By the Numbers: Colorado Workers in Low-Wage Jobs

In recent years, more than 40 cities and counties have set higher local minimum wages to better help those working low-wage jobs get ahead economically. Right now, the Colorado General Assembly is considering a bill (HB19-1210) to repeal the current law prohibiting local governments from setting a minimum wage higher than the state minimum wage.

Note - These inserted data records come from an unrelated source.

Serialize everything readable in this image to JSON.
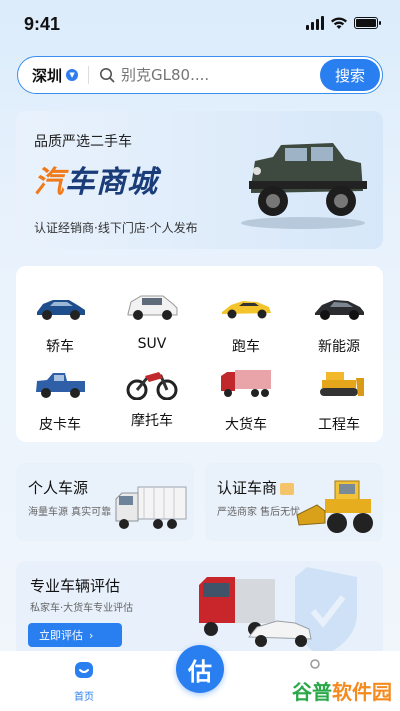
{
  "status": {
    "time": "9:41"
  },
  "search": {
    "city": "深圳",
    "placeholder": "别克GL80....",
    "button": "搜索"
  },
  "banner": {
    "subtitle": "品质严选二手车",
    "title_accent": "汽",
    "title_rest": "车商城",
    "tags": "认证经销商·线下门店·个人发布"
  },
  "categories": [
    {
      "label": "轿车",
      "icon": "sedan-icon"
    },
    {
      "label": "SUV",
      "icon": "suv-icon"
    },
    {
      "label": "跑车",
      "icon": "sportscar-icon"
    },
    {
      "label": "新能源",
      "icon": "ev-icon"
    },
    {
      "label": "皮卡车",
      "icon": "pickup-icon"
    },
    {
      "label": "摩托车",
      "icon": "motorcycle-icon"
    },
    {
      "label": "大货车",
      "icon": "truck-icon"
    },
    {
      "label": "工程车",
      "icon": "bulldozer-icon"
    }
  ],
  "cards": [
    {
      "title": "个人车源",
      "sub": "海量车源 真实可靠"
    },
    {
      "title": "认证车商",
      "sub": "严选商家 售后无忧"
    }
  ],
  "eval": {
    "title": "专业车辆评估",
    "sub": "私家车·大货车专业评估",
    "button": "立即评估"
  },
  "tabbar": {
    "home": "首页",
    "center": "估"
  },
  "watermark": {
    "part1": "谷普",
    "part2": "软件园"
  },
  "colors": {
    "accent": "#2a7ff0",
    "banner_title": "#1a3d7a",
    "banner_accent": "#f07a1a"
  }
}
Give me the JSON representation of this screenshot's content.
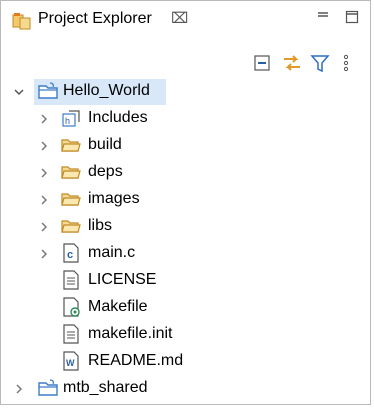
{
  "panel": {
    "title": "Project Explorer",
    "close_glyph": "⌧"
  },
  "tree": {
    "project": {
      "label": "Hello_World",
      "expanded": true,
      "selected": true
    },
    "children": [
      {
        "label": "Includes",
        "icon": "includes-icon",
        "expandable": true
      },
      {
        "label": "build",
        "icon": "folder-icon",
        "expandable": true
      },
      {
        "label": "deps",
        "icon": "folder-icon",
        "expandable": true
      },
      {
        "label": "images",
        "icon": "folder-icon",
        "expandable": true
      },
      {
        "label": "libs",
        "icon": "folder-icon",
        "expandable": true
      },
      {
        "label": "main.c",
        "icon": "c-file-icon",
        "expandable": true
      },
      {
        "label": "LICENSE",
        "icon": "text-file-icon",
        "expandable": false
      },
      {
        "label": "Makefile",
        "icon": "makefile-icon",
        "expandable": false
      },
      {
        "label": "makefile.init",
        "icon": "text-file-icon",
        "expandable": false
      },
      {
        "label": "README.md",
        "icon": "markdown-file-icon",
        "expandable": false
      }
    ],
    "second_project": {
      "label": "mtb_shared",
      "expanded": false
    }
  },
  "colors": {
    "selection": "#d8e8f9",
    "folder": "#e8b64a",
    "project_folder": "#3d7cc9",
    "accent_orange": "#e6781e",
    "chevron": "#7a7a7a"
  }
}
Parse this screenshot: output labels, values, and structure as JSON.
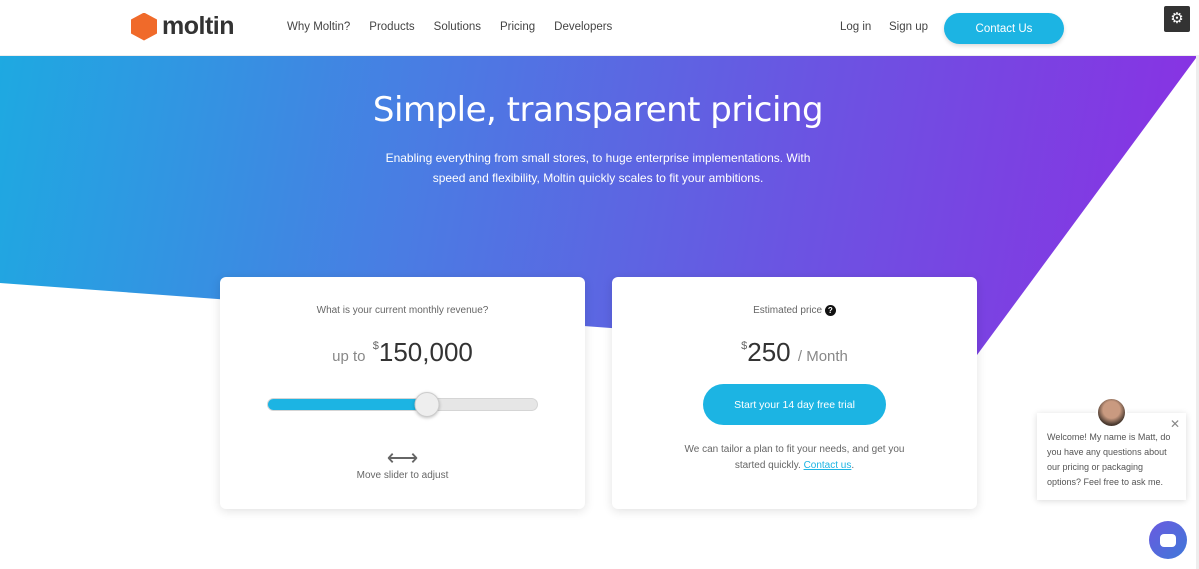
{
  "nav": {
    "logo": "moltin",
    "items": [
      "Why Moltin?",
      "Products",
      "Solutions",
      "Pricing",
      "Developers"
    ],
    "login": "Log in",
    "signup": "Sign up",
    "contact": "Contact Us"
  },
  "hero": {
    "title": "Simple, transparent pricing",
    "subtitle": "Enabling everything from small stores, to huge enterprise implementations. With speed and flexibility, Moltin quickly scales to fit your ambitions."
  },
  "revenue": {
    "question": "What is your current monthly revenue?",
    "prefix": "up to",
    "currency": "$",
    "amount": "150,000",
    "slider_percent": 59,
    "hint": "Move slider to adjust"
  },
  "price": {
    "label": "Estimated price",
    "currency": "$",
    "amount": "250",
    "period": "/ Month",
    "cta": "Start your 14 day free trial",
    "note": "We can tailor a plan to fit your needs, and get you started quickly.",
    "link": "Contact us"
  },
  "chat": {
    "message": "Welcome! My name is Matt, do you have any questions about our pricing or packaging options? Feel free to ask me."
  },
  "colors": {
    "accent": "#1cb4e3",
    "logo": "#f06a2a"
  }
}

Bell research shows what this would mean for Colorado workers in low-wage jobs:

  • A higher local minimum wage would likely help 524,998 Colorado workers
  • Over half of these workers live in the Denver-Aurora-Lakewood metro area
  • These workers are more likely to be women, people of color (specifically Hispanic/Latino), younger, and less educated than workers in jobs with higher wages and a broad measure of Colorado workers overall
  • A greater portion of these workers lack health insurance of any kind, or receive their coverage through Medicaid and live at or below 200 percent of the federal poverty level (FPL) than do workers in higher-paying jobs or Colorado workers overall

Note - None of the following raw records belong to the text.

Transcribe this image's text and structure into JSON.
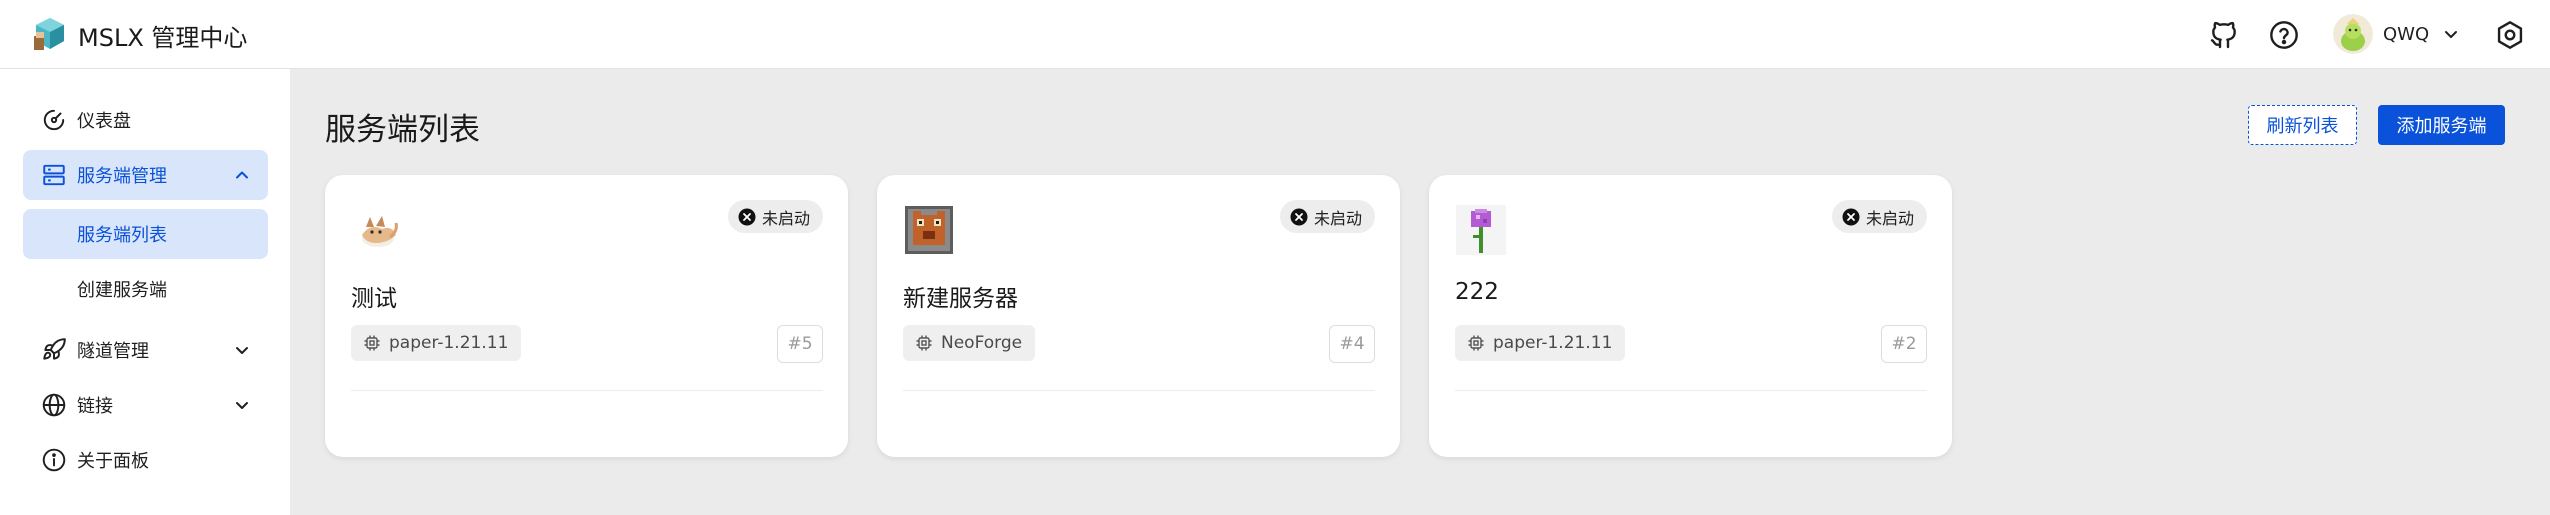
{
  "header": {
    "brand": "MSLX 管理中心",
    "username": "QWQ",
    "icons": [
      "logo-icon",
      "github-icon",
      "help-icon",
      "avatar",
      "chevron-down-icon",
      "settings-icon"
    ]
  },
  "sidebar": {
    "items": [
      {
        "label": "仪表盘",
        "icon": "dashboard-icon"
      },
      {
        "label": "服务端管理",
        "icon": "server-icon",
        "expanded": true,
        "children": [
          {
            "label": "服务端列表",
            "active": true
          },
          {
            "label": "创建服务端"
          }
        ]
      },
      {
        "label": "隧道管理",
        "icon": "rocket-icon",
        "expanded": false
      },
      {
        "label": "链接",
        "icon": "globe-icon",
        "expanded": false
      },
      {
        "label": "关于面板",
        "icon": "info-icon"
      }
    ]
  },
  "main": {
    "title": "服务端列表",
    "refresh_label": "刷新列表",
    "add_label": "添加服务端",
    "servers": [
      {
        "name": "测试",
        "status": "未启动",
        "core": "paper-1.21.11",
        "id": "#5",
        "image": "fox-image"
      },
      {
        "name": "新建服务器",
        "status": "未启动",
        "core": "NeoForge",
        "id": "#4",
        "image": "block-image"
      },
      {
        "name": "222",
        "status": "未启动",
        "core": "paper-1.21.11",
        "id": "#2",
        "image": "flower-image"
      }
    ]
  },
  "colors": {
    "accent": "#0a52d9",
    "active_bg": "#d8e5fb",
    "page_bg": "#ebebeb",
    "status_bg": "#ededed"
  }
}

Related: The Irony of Middle Class Wages in Colorado


To better understand the types of Colorado workers who would most likely be affected by changes in local minimum wages, we analyzed data from the U.S. Census Bureau’s American Community Survey (ACS). In our latest brief, this analysis shows the number of workers affected, where they are located within Colorado, and their demographic background.

Related: Is Middle Class Entry Possible Without a College Degree?

To conduct our analysis, we used three measures of workers — those in low-wage jobs, those in higher wage jobs, and a broad measure of workers in Colorado. In defining these measures, we focused on workers in their prime working years — aged 18 to 64 — who are working at least 20 hours each week and who have positive earnings. We divided them into categories based on their hourly earnings:

  • Workers in low-wage jobs, earning between $9.31 and $15.00 per hour
  • Those working jobs with higher wages earn at least $15.01 per hour and above
  • Workers overall, earning any amount per hour

Click here to read our brief, Colorado Workers in Low-Wage Jobs, to see our findings.